COVID-19 complications have also meant that there have been no HGV driver tests over the past year, meaning the expected 6,000-7,000 new drivers over the past year have not appeared. With the return of the hospitality sector we understand that this is a significant challenge with, for instance, order delivery lead times being extended.
It is little surprise, therefore, that the Road Haulage Association (RHA) earlier this month became the latest in a long line of industry spokespeople to write to the government about the driver shortage for trucks. The letter echoed the view held by much of the industry, that the cause of this issue is both multi-faceted and, at least in some aspects, long-standing.
So, many in the industry are in agreement as to the driving factors behind this crisis. But what can be done?
Simply enough, outside of businesses completely reorganising their supply chain network, external support is needed. In the short-term, the government should consider providing the industry with financial aid, and this can also be supported more widely with legislative change.
Specifically, immigration policy could be updated to place drivers on the shortage occupations list, which would go some way towards easing the burden created by foreign drivers returning to their home countries. Looking elsewhere, government should also look for ways to increase the availability of HGV driver tests after the blockage created by the coronavirus lockdowns.

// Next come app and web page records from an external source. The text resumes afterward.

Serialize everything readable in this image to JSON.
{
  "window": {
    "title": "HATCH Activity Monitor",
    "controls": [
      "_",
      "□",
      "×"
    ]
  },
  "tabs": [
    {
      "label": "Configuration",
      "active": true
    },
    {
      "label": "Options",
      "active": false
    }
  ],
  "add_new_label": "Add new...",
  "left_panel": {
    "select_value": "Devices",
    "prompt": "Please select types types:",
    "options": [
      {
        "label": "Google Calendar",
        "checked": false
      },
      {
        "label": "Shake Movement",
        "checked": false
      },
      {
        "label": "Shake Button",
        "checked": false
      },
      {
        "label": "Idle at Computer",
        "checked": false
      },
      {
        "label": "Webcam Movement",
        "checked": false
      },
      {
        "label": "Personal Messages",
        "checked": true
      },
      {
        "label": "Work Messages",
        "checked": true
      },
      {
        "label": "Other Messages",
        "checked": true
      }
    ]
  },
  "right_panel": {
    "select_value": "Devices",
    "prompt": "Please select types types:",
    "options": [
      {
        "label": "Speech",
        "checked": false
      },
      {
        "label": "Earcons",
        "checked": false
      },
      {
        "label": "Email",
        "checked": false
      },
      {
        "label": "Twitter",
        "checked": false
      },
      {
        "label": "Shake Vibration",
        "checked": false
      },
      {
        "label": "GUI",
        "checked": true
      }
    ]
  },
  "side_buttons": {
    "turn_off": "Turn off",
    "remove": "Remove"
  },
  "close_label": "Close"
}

Looking more long-term, steps must be taken to make a career in the industry a more attractive proposition for younger drivers, which will require a joint effort from government, industry bodies, and the sector as a whole. As it stands, multiple sources suggest that the average age of truck drivers in the UK is 48, with only one in every hundred drivers under the age of 25. We must therefore do more to increase the talent pipeline coming into the industry if we are to offset more significant skills shortages further down the line.
On the back of a turbulent year for the supply chain industry, it has become increasingly clear that the long-foretold shortage of drivers is now having a tangible and, in places, crippling effect on supply chains.
Drivers, and the wider supply chain industry, have rightly been recognised for the seismic role they played in keeping the nation moving and fed over the past year under unprecedented strain. If this level of service is to continue, we must now see Government answer calls to provide the support the sector needs, and work hand-in-hand with the industry to find a solution. If we do not see concrete action to this effect soon, we are likely to be in for a turbulent few months.
Rob Wright is executive director at SCALA, a leading provider of management services for the supply chain and logistics sector